Joao Vale e Azevedo: Energy Crisis Presents Threat to Economy in 2022
As the pandemic ceases and new variants have their mortality rate tackled by vaccination, the United Kingdom starts to see the light at the end of the tunnel. In November, the GDP increased by 0.9%, which could point to good news for the British economy in 2022. The forecast for inflation is also considering peaks up to 5%, as reported by The Guardian.
However, for Joao Vale e Azevedo, chairman of KUNST Global (an equity firm based in London, Geneva, Zurich and Luxembourg), it is still not time to celebrate. As an influential voice in international finance, Azevedo believes the prospects are not as good as they might seem from the news. One of his main concerns lies especially in the case of inflation, which has reached peaks comparable to the events of the 1970s and 1980s.

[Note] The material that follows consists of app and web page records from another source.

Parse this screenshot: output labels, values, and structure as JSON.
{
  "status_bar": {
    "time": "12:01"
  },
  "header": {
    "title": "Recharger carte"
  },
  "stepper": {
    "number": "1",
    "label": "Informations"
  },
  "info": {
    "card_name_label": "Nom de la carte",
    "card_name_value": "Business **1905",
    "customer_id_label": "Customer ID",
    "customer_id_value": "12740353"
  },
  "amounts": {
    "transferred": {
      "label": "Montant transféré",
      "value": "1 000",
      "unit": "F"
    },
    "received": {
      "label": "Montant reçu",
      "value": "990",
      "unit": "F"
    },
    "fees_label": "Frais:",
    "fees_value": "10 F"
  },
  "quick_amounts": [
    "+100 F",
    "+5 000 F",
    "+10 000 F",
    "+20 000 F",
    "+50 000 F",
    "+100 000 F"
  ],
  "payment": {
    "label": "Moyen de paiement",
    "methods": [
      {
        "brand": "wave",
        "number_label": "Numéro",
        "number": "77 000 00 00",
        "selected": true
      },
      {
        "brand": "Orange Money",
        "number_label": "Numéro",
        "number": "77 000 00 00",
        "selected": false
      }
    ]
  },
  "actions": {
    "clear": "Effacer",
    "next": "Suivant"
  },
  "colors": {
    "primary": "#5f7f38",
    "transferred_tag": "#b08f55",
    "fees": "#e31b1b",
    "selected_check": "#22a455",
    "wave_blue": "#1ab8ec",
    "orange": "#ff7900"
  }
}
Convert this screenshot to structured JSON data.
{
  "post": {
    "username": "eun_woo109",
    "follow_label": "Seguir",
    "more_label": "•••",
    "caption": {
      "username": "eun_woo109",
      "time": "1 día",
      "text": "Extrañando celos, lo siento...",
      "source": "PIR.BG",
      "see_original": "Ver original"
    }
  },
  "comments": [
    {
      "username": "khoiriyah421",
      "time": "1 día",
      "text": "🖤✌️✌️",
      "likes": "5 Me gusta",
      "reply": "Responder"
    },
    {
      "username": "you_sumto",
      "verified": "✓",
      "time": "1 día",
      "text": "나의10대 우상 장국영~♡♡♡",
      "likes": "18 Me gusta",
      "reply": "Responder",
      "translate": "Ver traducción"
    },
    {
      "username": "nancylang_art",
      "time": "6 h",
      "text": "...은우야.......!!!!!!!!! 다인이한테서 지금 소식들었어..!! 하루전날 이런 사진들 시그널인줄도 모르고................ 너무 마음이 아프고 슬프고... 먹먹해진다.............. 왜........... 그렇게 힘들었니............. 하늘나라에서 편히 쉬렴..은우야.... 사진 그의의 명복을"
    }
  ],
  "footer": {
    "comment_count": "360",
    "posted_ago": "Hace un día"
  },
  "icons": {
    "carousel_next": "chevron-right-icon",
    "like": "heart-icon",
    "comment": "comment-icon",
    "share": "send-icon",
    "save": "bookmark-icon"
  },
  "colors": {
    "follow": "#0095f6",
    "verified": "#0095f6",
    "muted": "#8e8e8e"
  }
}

In addition to that, consumers are asking for bigger demands of goods, something that the markets are not able to provide mostly due to the issues faced by the distribution industry - for example, when it comes to the costs of energy. "The offer is no longer able to meet the market demands and this is not a contingency, it is a physiological fact," adds Azevedo.
Also, as the price of energy skyrocketed for the past months, Azevedo stresses that not only companies are being damaged by it, but families as well. "European governments promise immediate solutions, but these are just band aids with which they hope to heal a much deeper wound," he explains by adding that, one of the very reasons behind this crisis is the fact that governments are lagging behind.
Azevedo argues that politicians often focus too much on a short-term perspective rather than investing on infrastructure for the future. Consequently, the effects are experienced as time goes by. Now, when it comes to electrification, although the method is good for the environment and possibly a sustainable and efficient approach to the energy crisis, the chairman of KUST Global stresses that Western economies still rely a lot on the car and gasoline industries.
In other words, even though changing from coal to gas or from oil to electricity seems to be a good solution especially in terms of environmental impact and scarcity of resources, Azevedo believes we are way behind the agenda when it comes to the implementation of the infrastructure necessary for that. What is more, making this migration would lead to a chain-reaction that goes beyond the ecological.
"We can give all the incentives in the world for the purchase of electric cars and ban petrol and diesel cars, but we must understand how to manage the millions of unemployed that will grow around the world when traditional car factories or oil refineries close," alerts Azevedo, also mentioning the lack of tax revenue that is currently guaranteed by fuels.
But not all hope is lost, especially when collective action is considered. Joao Vale e Azevedo argues that during these past two years of pandemic, people grew more aware of their role as part of a community. In this sense, collectivity could be our way out from the current crises. "The fact that we have had fewer opportunities for interaction has meant that we are now more aware of the value of those interactions, and probably also of human life. We are a stronger community. The challenges that await us are very difficult, but together we are much better prepared to face them," he concludes.